Hamilton greyer than some cities in Canada
Canada’s population is aging and Hamilton is aging even faster.
Results from the 2016 census released Wednesday show 17.9 per cent of local respondents were 65 years of age or older in the Hamilton Census Metropolitan area, which includes Burlington and Grimsby. (Hamilton alone has 17.3 per cent of its population being senior citizens.) That compares with the national average of 16.9 per cent.
Toronto was much lower than Hamilton with 14.5 per cent. Ottawa was 15.4. Peterborough had the highest percentage of seniors in Ontario with 22.2 per cent and Trois Riviers was highest in Canada with 22.3 per cent.
When it comes to people at the other end of the scale — zero to 14 years of age — the Hamilton CMA with 16.4 per cent was slightly less than the national average of 16.6 per cent.
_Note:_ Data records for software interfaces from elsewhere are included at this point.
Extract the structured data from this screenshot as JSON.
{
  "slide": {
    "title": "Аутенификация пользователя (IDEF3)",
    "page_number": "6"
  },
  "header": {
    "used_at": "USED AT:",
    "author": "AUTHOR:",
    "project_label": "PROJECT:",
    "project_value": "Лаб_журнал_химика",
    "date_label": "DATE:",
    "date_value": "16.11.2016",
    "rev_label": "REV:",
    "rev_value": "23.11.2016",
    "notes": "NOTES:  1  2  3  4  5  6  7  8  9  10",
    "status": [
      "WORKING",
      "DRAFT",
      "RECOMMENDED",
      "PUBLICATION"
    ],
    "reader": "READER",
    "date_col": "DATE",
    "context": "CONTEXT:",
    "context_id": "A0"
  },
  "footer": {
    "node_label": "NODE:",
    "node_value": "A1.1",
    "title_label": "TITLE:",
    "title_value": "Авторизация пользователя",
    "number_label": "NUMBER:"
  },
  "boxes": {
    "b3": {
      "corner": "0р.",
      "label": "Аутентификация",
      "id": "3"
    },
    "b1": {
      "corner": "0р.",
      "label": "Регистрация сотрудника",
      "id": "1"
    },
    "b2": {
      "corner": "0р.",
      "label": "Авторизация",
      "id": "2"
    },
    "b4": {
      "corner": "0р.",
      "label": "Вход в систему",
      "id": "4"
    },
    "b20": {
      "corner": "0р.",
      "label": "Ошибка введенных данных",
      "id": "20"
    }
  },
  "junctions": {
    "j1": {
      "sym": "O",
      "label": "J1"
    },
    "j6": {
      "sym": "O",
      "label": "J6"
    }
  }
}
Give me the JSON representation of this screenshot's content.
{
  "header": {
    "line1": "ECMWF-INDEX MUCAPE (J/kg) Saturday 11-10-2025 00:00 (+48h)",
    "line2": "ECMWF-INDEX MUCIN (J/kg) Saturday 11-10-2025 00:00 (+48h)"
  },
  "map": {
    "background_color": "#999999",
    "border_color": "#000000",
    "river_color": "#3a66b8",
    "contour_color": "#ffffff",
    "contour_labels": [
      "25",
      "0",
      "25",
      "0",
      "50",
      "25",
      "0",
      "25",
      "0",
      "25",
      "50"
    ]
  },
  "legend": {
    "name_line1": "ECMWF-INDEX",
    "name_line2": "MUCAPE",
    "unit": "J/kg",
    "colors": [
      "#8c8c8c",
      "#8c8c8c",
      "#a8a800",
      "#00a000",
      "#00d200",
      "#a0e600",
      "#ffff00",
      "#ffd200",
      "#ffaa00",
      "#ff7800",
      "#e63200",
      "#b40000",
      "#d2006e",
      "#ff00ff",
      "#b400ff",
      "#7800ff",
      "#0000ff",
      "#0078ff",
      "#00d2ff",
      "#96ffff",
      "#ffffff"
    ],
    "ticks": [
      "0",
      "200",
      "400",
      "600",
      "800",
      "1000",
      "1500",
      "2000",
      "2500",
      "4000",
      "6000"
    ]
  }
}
Hamilton alone was 16.2 per cent.
“It’s the first time in Hamilton, Ontario and Canada that seniors outnumbered children,” says Statistics Canada senior analyst Julien Berard-Chagnon.
The aging population has major implications for governments with increasing needs for health care, fewer people in the workforce, housing, public transportation and consumption, he says.
“It raises significant issues,” says Berard-Chagnon. “One of the reasons the population is aging is because we are living longer. And we should keep in mind that seniors can do volunteer work, help their children raise their children, so there are many positive aspects to this.”
A spokesperson from the City of Hamilton was not available to discuss the issue.
But an emailed statement from John Ariyo, manager of community initiatives, said: “The City of Hamilton implemented an Age-Friendly strategy in 2014, we look forward to reviewing the 2016 Census information and how it can inform the work we are doing to ensure that Hamilton is the best place to raise a child and age successfully.”
Malcolm Buchanan, the president of the Hamilton, Burlington and Oakville Chapter of the Congress of Union Retirees of Canada, gives the city high marks for recognizing seniors’ needs “Hamilton is one of the few in Ontario that is moving toward becoming an agefriendly city. We have to give them credit for that.”
Deirdre Pike, senior social planner with the Social Planning and Research Council, says affordable housing is the major issue for seniors.
“Hamilton has a good plan in place. What it needs to do is look at these new numbers and see what kind of actions they can put in place to ensure that top goal of housing is a possibility to meet.”
Wednesday’s census findings comes after a February release that found Hamilton’s population growth rate of 3.7 per cent from 2011 to 2016 was the lowest of any of Canada’s major cities.
The Canadian average was 5.0 per cent.
That news was a bit surprising because of other indicators showing a huge influx of people from the Greater Toronto Area moving to Hamilton.
One recent report from a major realtor found that buyers from the GTA were responsible for about a quarter of the house sales in Hamilton.
Hamilton has a good plan in place. DEIRDRE PIKE SENIOR SOCIAL PLANNER WITH THE SPRC